Benefits – Strengthens the legs. Opens the chest, broadening the front and back body.

Modifications—Keep your heel by your ankle with your toes on the ground. Keep your hands on your hips for balance support. Stand against a wall for extra support.


Welcome to the Taking Charge: Managing JIA Online Program! In this section you will learn what to expect in the program, how to get started and how to set goals to better manage JIA.

JIA stands for juvenile idiopathic arthritis. Find out what causes JIA, the different types of JIA and how it will affect you now and in the future.

Diagnosing JIA may be difficult as joint pain and swelling may be a part of many different illnesses. Diagnosis of JIA typically includes a physical exam, blood tests and imaging studies.

Pain, stiffness, and tiredness or fatigue, are common symptoms of JIA. These symptoms can lead to difficulties with participating in school and sports activities, and enjoying time with your friends. Learn about pain, fatigue, and stiffness, how to manage symptoms and how these symptoms can cause stress.

There are several strategies you can use to help you cope with pain, stress, and sleep problems. These include relaxation, distraction, and managing your thoughts. In this section, learn more about how each of these strategies work.

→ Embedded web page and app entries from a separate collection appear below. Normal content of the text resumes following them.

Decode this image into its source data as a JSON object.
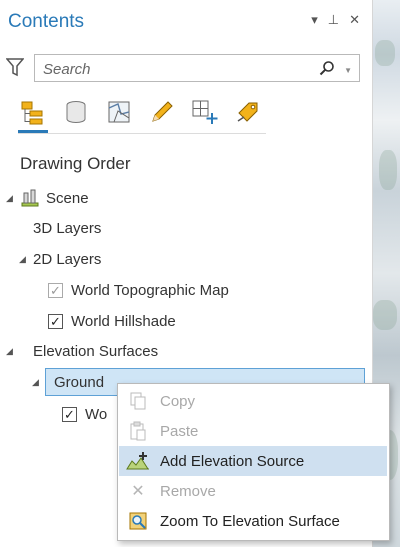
{
  "panel": {
    "title": "Contents",
    "controls": {
      "menu": "▾",
      "pin": "⊥",
      "close": "✕"
    }
  },
  "search": {
    "placeholder": "Search"
  },
  "toolbar": {
    "icons": [
      "list-by-drawing-order-icon",
      "list-by-data-source-icon",
      "list-by-selection-icon",
      "list-by-editing-icon",
      "list-by-snapping-icon",
      "list-by-labeling-icon"
    ]
  },
  "drawing_order": {
    "heading": "Drawing Order",
    "scene": "Scene",
    "layers_3d": "3D Layers",
    "layers_2d": "2D Layers",
    "world_topo": "World Topographic Map",
    "world_hillshade": "World Hillshade",
    "elevation_surfaces": "Elevation Surfaces",
    "ground": "Ground",
    "ground_child": "Wo"
  },
  "context_menu": {
    "copy": "Copy",
    "paste": "Paste",
    "add_elevation_source": "Add Elevation Source",
    "remove": "Remove",
    "zoom_to_surface": "Zoom To Elevation Surface"
  },
  "colors": {
    "accent": "#2a7ab8",
    "selection": "#cfe5f6",
    "menu_highlight": "#cfe0f0"
  }
}
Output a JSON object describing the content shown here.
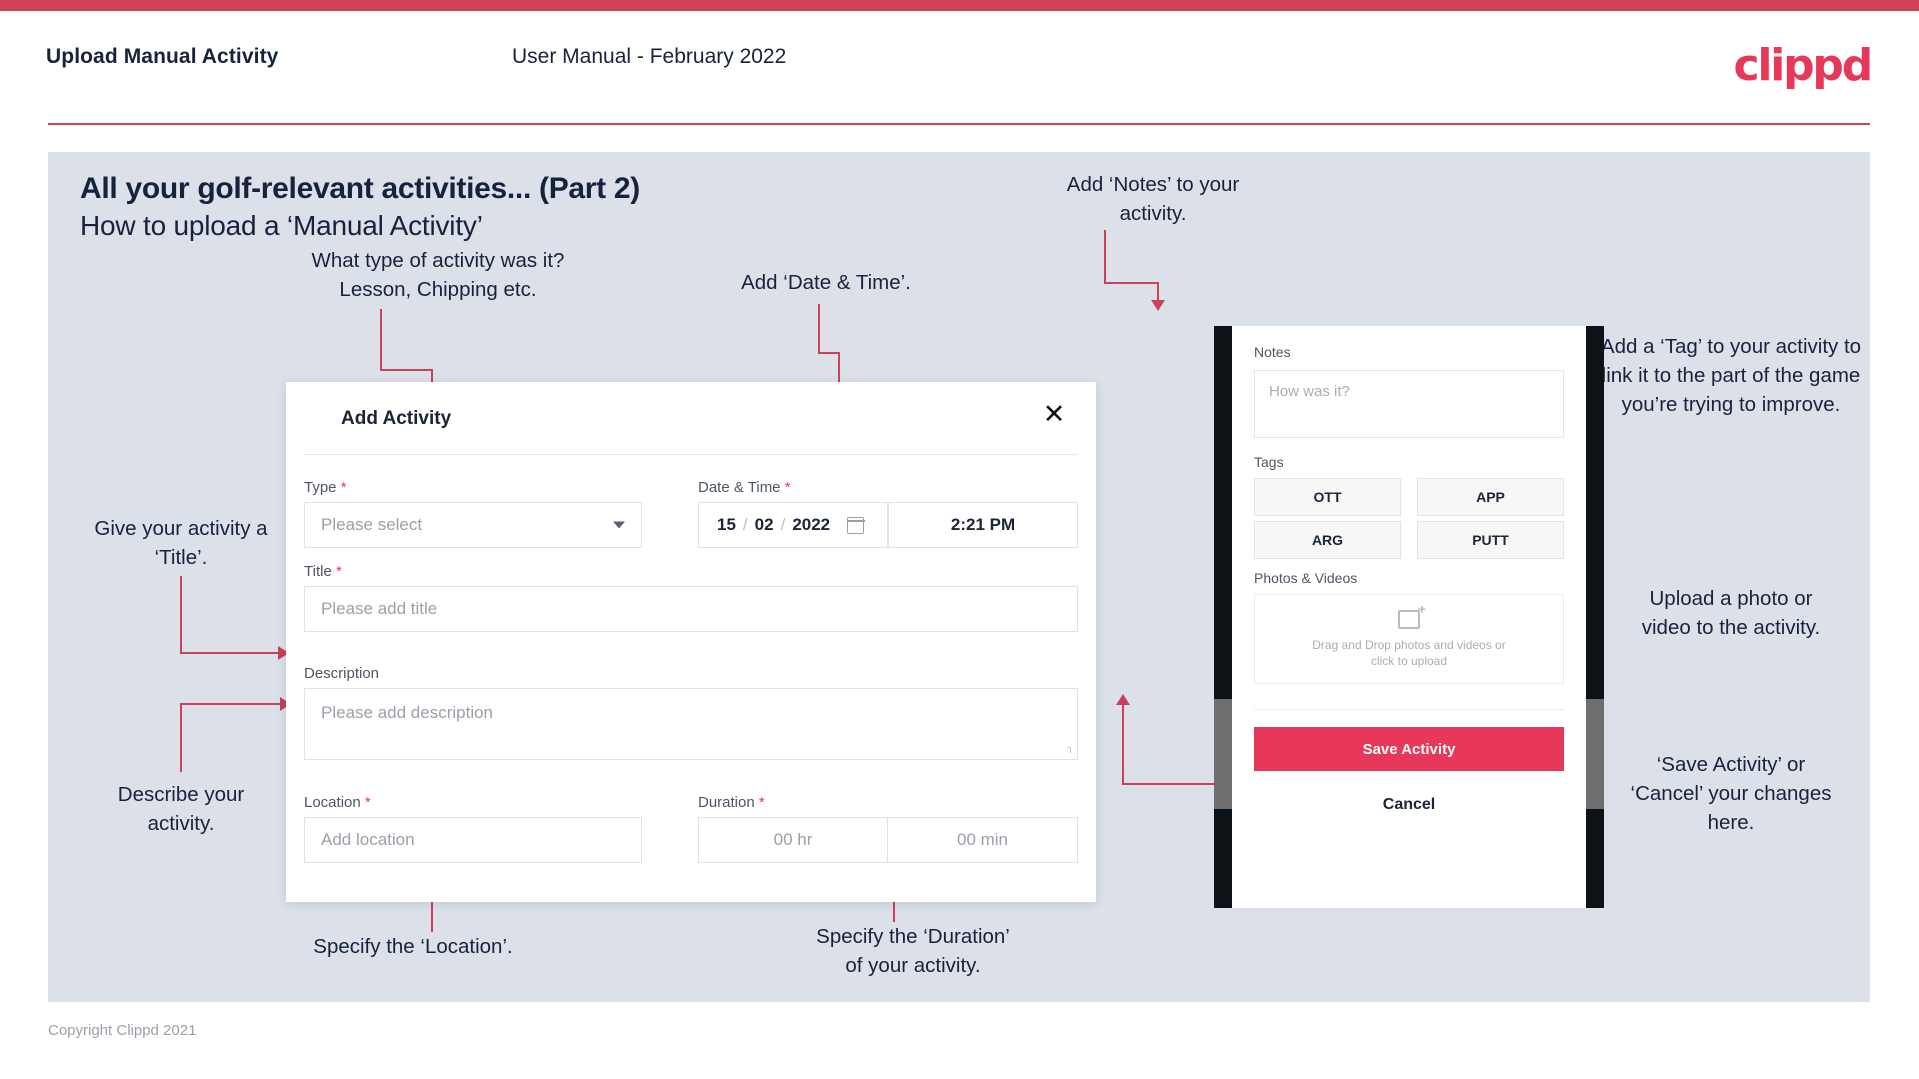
{
  "header": {
    "title": "Upload Manual Activity",
    "subtitle": "User Manual - February 2022",
    "logo": "clippd"
  },
  "slide": {
    "title": "All your golf-relevant activities... (Part 2)",
    "subtitle": "How to upload a ‘Manual Activity’"
  },
  "annotations": {
    "type": "What type of activity was it?\nLesson, Chipping etc.",
    "type_line1": "What type of activity was it?",
    "type_line2": "Lesson, Chipping etc.",
    "datetime": "Add ‘Date & Time’.",
    "title_field": "Give your activity a\n‘Title’.",
    "title_field_line1": "Give your activity a",
    "title_field_line2": "‘Title’.",
    "description": "Describe your\nactivity.",
    "description_line1": "Describe your",
    "description_line2": "activity.",
    "location": "Specify the ‘Location’.",
    "duration_line1": "Specify the ‘Duration’",
    "duration_line2": "of your activity.",
    "notes_line1": "Add ‘Notes’ to your",
    "notes_line2": "activity.",
    "tags": "Add a ‘Tag’ to your activity to link it to the part of the game you’re trying to improve.",
    "upload_line1": "Upload a photo or",
    "upload_line2": "video to the activity.",
    "save_line1": "‘Save Activity’ or",
    "save_line2": "‘Cancel’ your changes",
    "save_line3": "here."
  },
  "dialog": {
    "title": "Add Activity",
    "close_icon": "✕",
    "fields": {
      "type": {
        "label": "Type",
        "required": "*",
        "placeholder": "Please select"
      },
      "datetime": {
        "label": "Date & Time",
        "required": "*",
        "day": "15",
        "month": "02",
        "year": "2022",
        "sep": "/",
        "time": "2:21 PM"
      },
      "title": {
        "label": "Title",
        "required": "*",
        "placeholder": "Please add title"
      },
      "description": {
        "label": "Description",
        "required": "",
        "placeholder": "Please add description"
      },
      "location": {
        "label": "Location",
        "required": "*",
        "placeholder": "Add location"
      },
      "duration": {
        "label": "Duration",
        "required": "*",
        "hours": "00 hr",
        "minutes": "00 min"
      }
    }
  },
  "phone": {
    "notes_label": "Notes",
    "notes_placeholder": "How was it?",
    "tags_label": "Tags",
    "tags": [
      "OTT",
      "APP",
      "ARG",
      "PUTT"
    ],
    "photos_label": "Photos & Videos",
    "upload_text_line1": "Drag and Drop photos and videos or",
    "upload_text_line2": "click to upload",
    "save_label": "Save Activity",
    "cancel_label": "Cancel"
  },
  "footer": {
    "copyright": "Copyright Clippd 2021"
  },
  "colors": {
    "brand_pink": "#e8385a",
    "accent_line": "#c94257",
    "slide_bg": "#dce1e9",
    "text_dark": "#16233c"
  }
}
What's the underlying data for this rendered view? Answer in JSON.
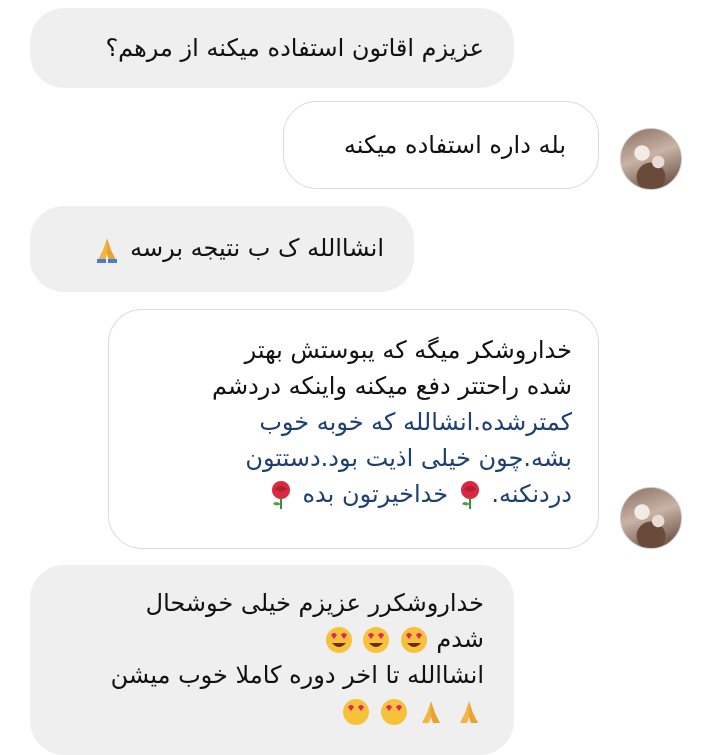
{
  "messages": [
    {
      "text": "عزیزم اقاتون استفاده میکنه از مرهم؟"
    },
    {
      "text": "بله داره استفاده میکنه"
    },
    {
      "text": "انشاالله ک ب نتیجه برسه"
    },
    {
      "lines": [
        "خداروشکر میگه که یبوستش بهتر",
        "شده راحتتر دفع میکنه واینکه دردشم",
        "کمترشده.انشالله که خوبه خوب",
        "بشه.چون خیلی اذیت بود.دستتون",
        "دردنکنه.",
        "خداخیرتون بده"
      ]
    },
    {
      "lines": [
        "خداروشکرر عزیزم خیلی خوشحال",
        "شدم",
        "انشاالله تا اخر دوره کاملا خوب میشن"
      ]
    }
  ],
  "icons": {
    "pray": "folded-hands-icon",
    "rose": "rose-icon",
    "heart_eyes": "heart-eyes-icon",
    "avatar": "avatar-photo"
  }
}
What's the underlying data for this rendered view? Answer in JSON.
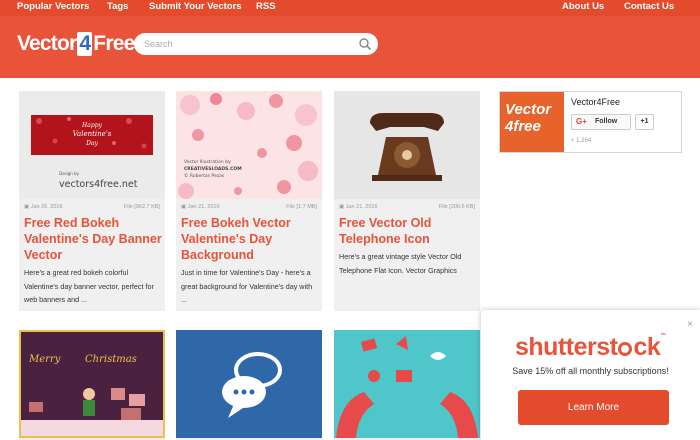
{
  "nav": {
    "left": [
      "Popular Vectors",
      "Tags",
      "Submit Your Vectors",
      "RSS"
    ],
    "right": [
      "About Us",
      "Contact Us"
    ]
  },
  "header": {
    "logo_prefix": "Vector",
    "logo_num": "4",
    "logo_suffix": "Free",
    "search_placeholder": "Search"
  },
  "cards": [
    {
      "date": "Jan 26, 2016",
      "size": "File [962.7 KB]",
      "title": "Free Red Bokeh Valentine's Day Banner Vector",
      "desc": "Here's a great red bokeh colorful Valentine's day banner vector, perfect for web banners and ...",
      "thumb_text": [
        "Happy",
        "Valentine's",
        "Day",
        "Design by",
        "vectors4free.net"
      ]
    },
    {
      "date": "Jan 21, 2016",
      "size": "File [1.7 MB]",
      "title": "Free Bokeh Vector Valentine's Day Background",
      "desc": "Just in time for Valentine's Day - here's a great background for Valentine's day with ...",
      "thumb_text": [
        "Vector Illustration by",
        "CREATIVESLOADS.COM",
        "© Robertas Pezas"
      ]
    },
    {
      "date": "Jan 21, 2016",
      "size": "File [200.6 KB]",
      "title": "Free Vector Old Telephone Icon",
      "desc": "Here's a great vintage style Vector Old Telephone Flat Icon. Vector Graphics"
    }
  ],
  "row2": {
    "christmas_text": [
      "Merry",
      "Christmas"
    ]
  },
  "widget": {
    "logo_line1": "Vector",
    "logo_line2": "4free",
    "name": "Vector4Free",
    "follow_icon": "G+",
    "follow_label": "Follow",
    "plus_one": "+1",
    "count": "+ 1,264"
  },
  "ad": {
    "close": "×",
    "brand_a": "shutterst",
    "brand_b": "ck",
    "tm": "™",
    "text": "Save 15% off all monthly subscriptions!",
    "button": "Learn More"
  },
  "colors": {
    "brand_orange": "#e8533a",
    "nav_red": "#e34b2c",
    "card_bg": "#f0f0f0"
  },
  "icons": [
    "search-icon",
    "calendar-icon",
    "file-icon",
    "close-icon"
  ]
}
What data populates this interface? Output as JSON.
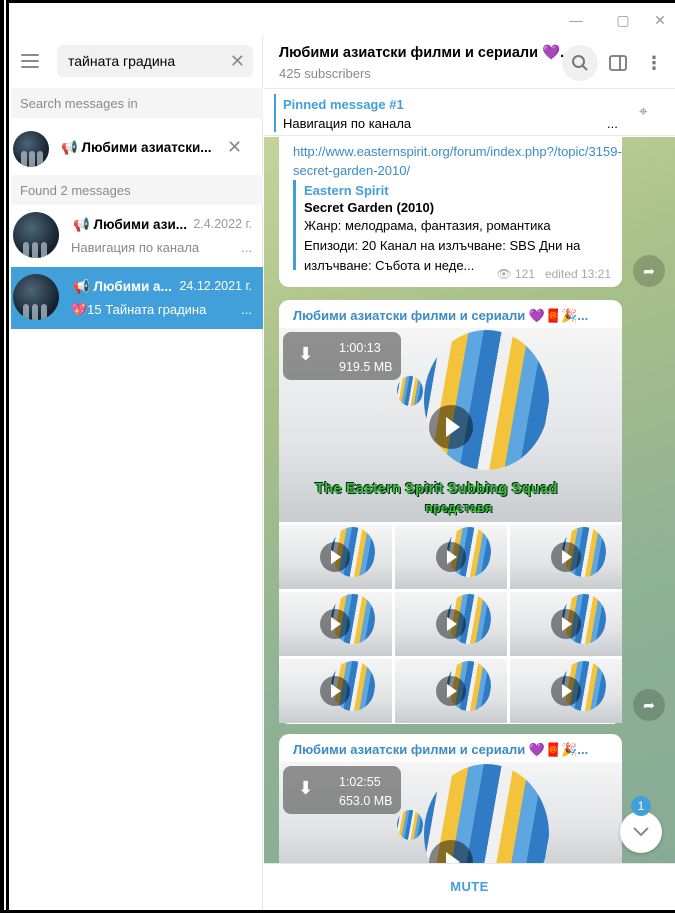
{
  "window": {
    "minimize": "—",
    "maximize": "▢",
    "close": "✕"
  },
  "search": {
    "value": "тайната градина",
    "clear_icon": "✕"
  },
  "labels": {
    "search_in": "Search messages in",
    "found": "Found 2 messages"
  },
  "filter": {
    "chat_name": "📢 Любими азиатски...",
    "remove_icon": "✕"
  },
  "results": [
    {
      "name": "📢 Любими ази...",
      "date": "2.4.2022 г.",
      "preview": "Навигация по канала",
      "dots": "..."
    },
    {
      "name": "📢 Любими а...",
      "date": "24.12.2021 г.",
      "preview": "💖15 Тайната градина",
      "dots": "..."
    }
  ],
  "chat": {
    "title": "Любими азиатски филми и сериали 💜...",
    "subscribers": "425 subscribers",
    "pinned_title": "Pinned message #1",
    "pinned_text": "Навигация по канала",
    "pinned_dots": "..."
  },
  "message1": {
    "link": "http://www.easternspirit.org/forum/index.php?/topic/3159-secret-garden-2010/",
    "site": "Eastern Spirit",
    "title": "Secret Garden (2010)",
    "desc1": "Жанр: мелодрама, фантазия, романтика",
    "desc2": "Епизоди: 20 Канал на излъчване: SBS Дни на",
    "desc3": "излъчване: Събота и неде...",
    "views": "121",
    "edited": "edited 13:21"
  },
  "message2": {
    "sender": "Любими азиатски филми и сериали 💜🧧🎉...",
    "duration": "1:00:13",
    "size": "919.5 MB",
    "overlay_text": "The Eastern Spirit Subbing Squad",
    "overlay_sub": "представя"
  },
  "message3": {
    "sender": "Любими азиатски филми и сериали 💜🧧🎉...",
    "duration": "1:02:55",
    "size": "653.0 MB"
  },
  "unread_count": "1",
  "mute_label": "MUTE",
  "icons": {
    "download": "⬇",
    "share": "➦",
    "views": "👁",
    "scroll_down": "⌄",
    "search": "⌕",
    "sidebar": "▯",
    "more": "⋮",
    "unpin": "⌖"
  }
}
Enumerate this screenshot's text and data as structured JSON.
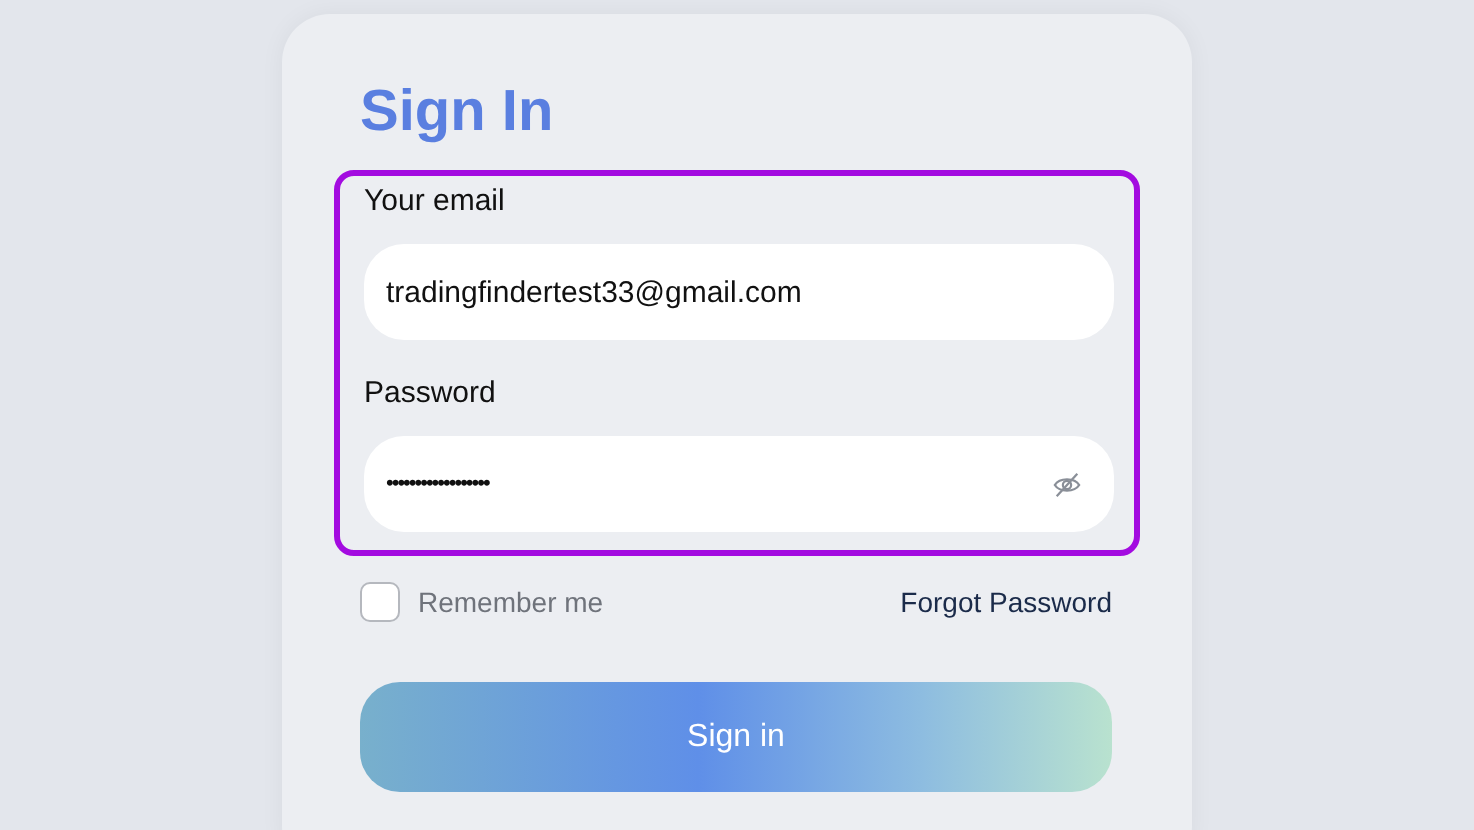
{
  "title": "Sign In",
  "highlight": true,
  "fields": [
    {
      "label": "Your email",
      "value": "tradingfindertest33@gmail.com",
      "kind": "text"
    },
    {
      "label": "Password",
      "value": "••••••••••••••••••",
      "kind": "password"
    }
  ],
  "remember": {
    "label": "Remember me",
    "checked": false
  },
  "forgot_link": "Forgot Password",
  "submit_button": "Sign in"
}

When you know about your medications, you can talk to your doctor about them and make good choices for yourself. Find out about the different types of JIA medications, how they work, common side effects, and the importance of talking to your doctor about your medication plan.

Did you know that there are many other therapies that you can use to manage JIA symptoms? They can help to prevent complications so that you can do all the things you want to do. In this section, learn more about physical, occupational, and psychological therapies; maintaining healthy nutrition; surgical options for JIA, and more.

Your role in making decisions about your treatment plan is very important. Your health-care team and other members of your support system are available to help you make these decisions. In turn, they can help you to manage your JIA.

Whether you have JIA or not, you need to maintain a healthy lifestyle. Find out how to stay healthy and active, learn about puberty and relationships, healthy body image, and making healthy lifestyle choices.

Sometime between the ages of 18 to 22, you most likely will transition from your pediatric rheumatologist to the adult health care setting. At that time, there are a number of things you, your family, and your health-care team can do to help make this change go smoothly.